State education officials say more Minnesota high school students are taking Advanced Placement courses - and qualifying for college credit -- than ever before.
High school students who take so-called AP courses and pass an exam can receive credit at some colleges. That's paying off for students academically and financially, the Minnesota Department of Education said Thursday.
More than 17,000 Minnesota students took an AP test before graduating last year, a nearly 90 percent increase over the prior decade.
That earned students 126,000 college credits last year, the department said. At an average of $350 per credit hour, state officials figure that saved students and their families almost $44 million in college costs in 2013.
A college credit is around $350 on average. In 2013, MN families w/ students who passed an AP test saved $44 million http://t.co/ol9CfcKWVq— Mn Dept. Education (@MnDeptEd) February 13, 2014

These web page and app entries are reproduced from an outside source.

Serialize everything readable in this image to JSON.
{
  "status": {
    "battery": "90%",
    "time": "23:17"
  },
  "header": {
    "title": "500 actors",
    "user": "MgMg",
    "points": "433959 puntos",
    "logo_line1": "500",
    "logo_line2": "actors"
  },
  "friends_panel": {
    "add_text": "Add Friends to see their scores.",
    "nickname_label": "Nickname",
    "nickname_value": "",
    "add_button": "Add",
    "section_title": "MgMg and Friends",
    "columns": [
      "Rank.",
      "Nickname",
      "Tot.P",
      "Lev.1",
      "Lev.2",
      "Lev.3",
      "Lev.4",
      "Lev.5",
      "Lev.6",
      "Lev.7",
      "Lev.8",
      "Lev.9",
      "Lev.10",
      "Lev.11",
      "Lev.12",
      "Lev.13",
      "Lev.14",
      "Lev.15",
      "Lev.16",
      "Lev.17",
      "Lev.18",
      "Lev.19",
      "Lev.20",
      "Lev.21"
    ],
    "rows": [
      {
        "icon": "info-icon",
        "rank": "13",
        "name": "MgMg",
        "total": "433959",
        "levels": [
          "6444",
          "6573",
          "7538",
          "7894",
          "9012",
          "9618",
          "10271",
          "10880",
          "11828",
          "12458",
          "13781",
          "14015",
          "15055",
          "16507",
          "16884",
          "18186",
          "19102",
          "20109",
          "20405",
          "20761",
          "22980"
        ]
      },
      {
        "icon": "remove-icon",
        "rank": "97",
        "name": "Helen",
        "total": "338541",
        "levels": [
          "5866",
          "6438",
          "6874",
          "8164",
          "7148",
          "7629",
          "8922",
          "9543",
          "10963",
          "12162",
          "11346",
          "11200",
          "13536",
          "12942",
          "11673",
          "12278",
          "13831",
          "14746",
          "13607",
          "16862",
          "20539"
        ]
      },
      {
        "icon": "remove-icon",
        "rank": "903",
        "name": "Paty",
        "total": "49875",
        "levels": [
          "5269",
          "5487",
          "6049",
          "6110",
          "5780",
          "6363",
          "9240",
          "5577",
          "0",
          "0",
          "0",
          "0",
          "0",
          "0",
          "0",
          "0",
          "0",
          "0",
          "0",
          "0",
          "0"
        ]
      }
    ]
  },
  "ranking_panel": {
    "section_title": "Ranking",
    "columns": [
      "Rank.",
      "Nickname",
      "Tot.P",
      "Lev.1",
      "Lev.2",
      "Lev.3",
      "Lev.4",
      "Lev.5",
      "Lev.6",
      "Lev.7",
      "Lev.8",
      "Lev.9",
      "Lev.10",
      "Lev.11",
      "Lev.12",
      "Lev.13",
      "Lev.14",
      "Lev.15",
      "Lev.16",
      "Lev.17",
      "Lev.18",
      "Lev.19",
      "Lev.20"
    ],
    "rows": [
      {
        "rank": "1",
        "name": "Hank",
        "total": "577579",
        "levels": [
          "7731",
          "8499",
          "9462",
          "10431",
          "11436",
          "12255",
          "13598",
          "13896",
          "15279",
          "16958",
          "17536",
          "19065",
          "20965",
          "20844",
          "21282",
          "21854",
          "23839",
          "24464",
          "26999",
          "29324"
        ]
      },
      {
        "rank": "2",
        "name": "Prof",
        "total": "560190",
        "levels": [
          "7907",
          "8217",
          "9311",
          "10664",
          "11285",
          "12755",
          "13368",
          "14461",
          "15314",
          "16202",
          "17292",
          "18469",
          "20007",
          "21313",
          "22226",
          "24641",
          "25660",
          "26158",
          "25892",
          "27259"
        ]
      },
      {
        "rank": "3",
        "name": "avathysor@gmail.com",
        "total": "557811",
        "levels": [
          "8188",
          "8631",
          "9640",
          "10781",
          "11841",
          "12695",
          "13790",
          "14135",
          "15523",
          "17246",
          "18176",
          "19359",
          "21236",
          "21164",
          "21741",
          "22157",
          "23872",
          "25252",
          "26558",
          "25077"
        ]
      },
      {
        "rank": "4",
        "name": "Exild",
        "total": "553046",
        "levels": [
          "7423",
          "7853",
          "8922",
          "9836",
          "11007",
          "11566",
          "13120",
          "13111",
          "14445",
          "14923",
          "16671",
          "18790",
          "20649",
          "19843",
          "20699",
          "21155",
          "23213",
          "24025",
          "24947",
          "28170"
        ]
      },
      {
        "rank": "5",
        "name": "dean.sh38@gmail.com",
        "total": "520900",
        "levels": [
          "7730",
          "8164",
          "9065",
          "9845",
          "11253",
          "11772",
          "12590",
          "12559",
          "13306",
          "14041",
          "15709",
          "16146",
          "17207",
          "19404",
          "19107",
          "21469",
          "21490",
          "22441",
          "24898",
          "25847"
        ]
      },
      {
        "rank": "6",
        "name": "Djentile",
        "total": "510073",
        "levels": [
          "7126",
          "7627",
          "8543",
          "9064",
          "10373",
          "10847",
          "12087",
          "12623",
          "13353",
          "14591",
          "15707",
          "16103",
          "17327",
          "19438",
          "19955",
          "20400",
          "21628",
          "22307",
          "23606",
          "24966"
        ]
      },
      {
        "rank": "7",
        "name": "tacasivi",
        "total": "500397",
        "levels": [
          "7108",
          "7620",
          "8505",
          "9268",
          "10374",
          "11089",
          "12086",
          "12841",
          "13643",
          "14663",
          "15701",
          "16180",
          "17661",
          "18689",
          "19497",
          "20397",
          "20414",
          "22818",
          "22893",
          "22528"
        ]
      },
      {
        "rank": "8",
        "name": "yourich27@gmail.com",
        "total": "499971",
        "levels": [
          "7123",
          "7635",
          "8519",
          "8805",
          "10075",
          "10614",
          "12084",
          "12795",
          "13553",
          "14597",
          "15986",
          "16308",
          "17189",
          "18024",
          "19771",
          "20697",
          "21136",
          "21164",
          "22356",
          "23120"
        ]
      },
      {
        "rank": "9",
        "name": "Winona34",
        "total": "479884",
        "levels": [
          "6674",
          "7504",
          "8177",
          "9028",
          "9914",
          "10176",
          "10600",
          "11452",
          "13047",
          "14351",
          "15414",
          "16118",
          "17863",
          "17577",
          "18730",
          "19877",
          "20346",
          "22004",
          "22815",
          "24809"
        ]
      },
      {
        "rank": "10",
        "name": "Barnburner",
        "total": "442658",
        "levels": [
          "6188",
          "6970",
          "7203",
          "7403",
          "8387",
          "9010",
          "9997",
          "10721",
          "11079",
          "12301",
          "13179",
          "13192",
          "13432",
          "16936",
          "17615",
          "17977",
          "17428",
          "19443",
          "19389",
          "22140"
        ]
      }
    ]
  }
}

Minnesota spends $3.5 million each year on AP exams and on training for teachers to provide the college-level courses.